Set to cost $70 million over the next three years, the scheme will train 50,000 Singaporeans annually by 2020 in key areas of growth, such as data analytics and cyber security, through bite-sized courses.
The move signals a concerted push to get IHLs, particularly universities that have been traditionally focused on academia, to have an active and direct role in addressing economic challenges faced by Singapore in an age of disruption.
Taking up such short courses can help workers determine whether they have the aptitude for a new role in a changing industry, or if they can switch to a completely different sector in need of manpower.
Some adults might be deterred from taking up such vocational training as professional certifications may not carry the same level of prestige as a qualification like a master's degree.
Last year, only 42 per cent of the workforce went for training that was relevant to their jobs.
But since some of these new SkillsFuture Series courses can be accumulated into academic credits that allow one to get a master's degree after several courses, this can attract more professionals to take up training in sectors that need manpower.

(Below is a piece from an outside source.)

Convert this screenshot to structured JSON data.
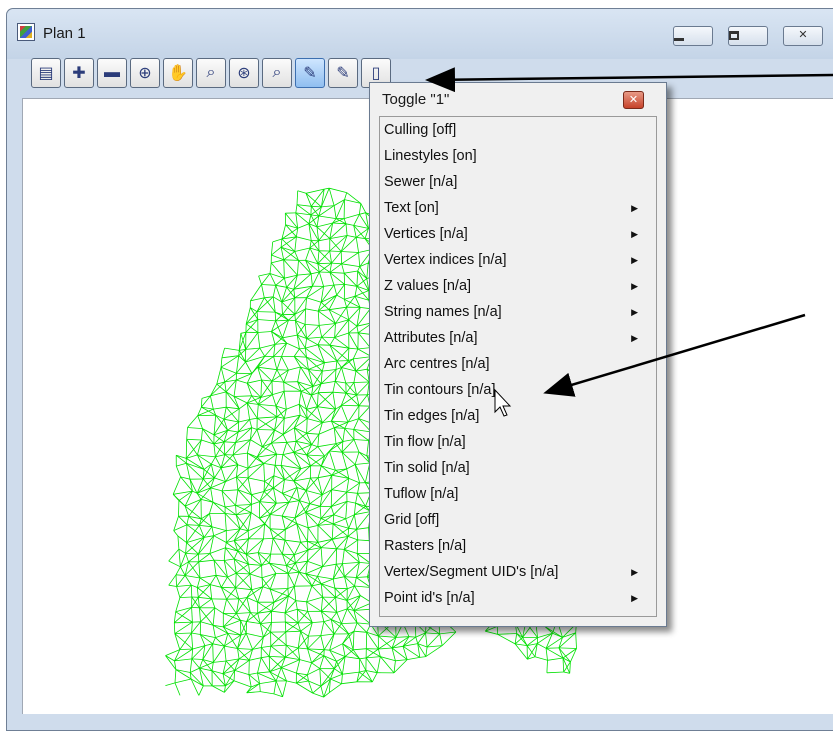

Education Minister (Higher Education and Skills) Ong Ye Kung also announced that ministry funding for "purely academic" master's courses in universities could be reviewed, as more is spent on vocational training instead.
This could also be an incentive for universities to make their postgraduate programmes more relevant to industry needs.
Still, it is important that the value of such academic programmes does not get undermined at the expense of vocational training, given that they deliver intangible skill sets like critical thinking that are still valued by employers across all industries.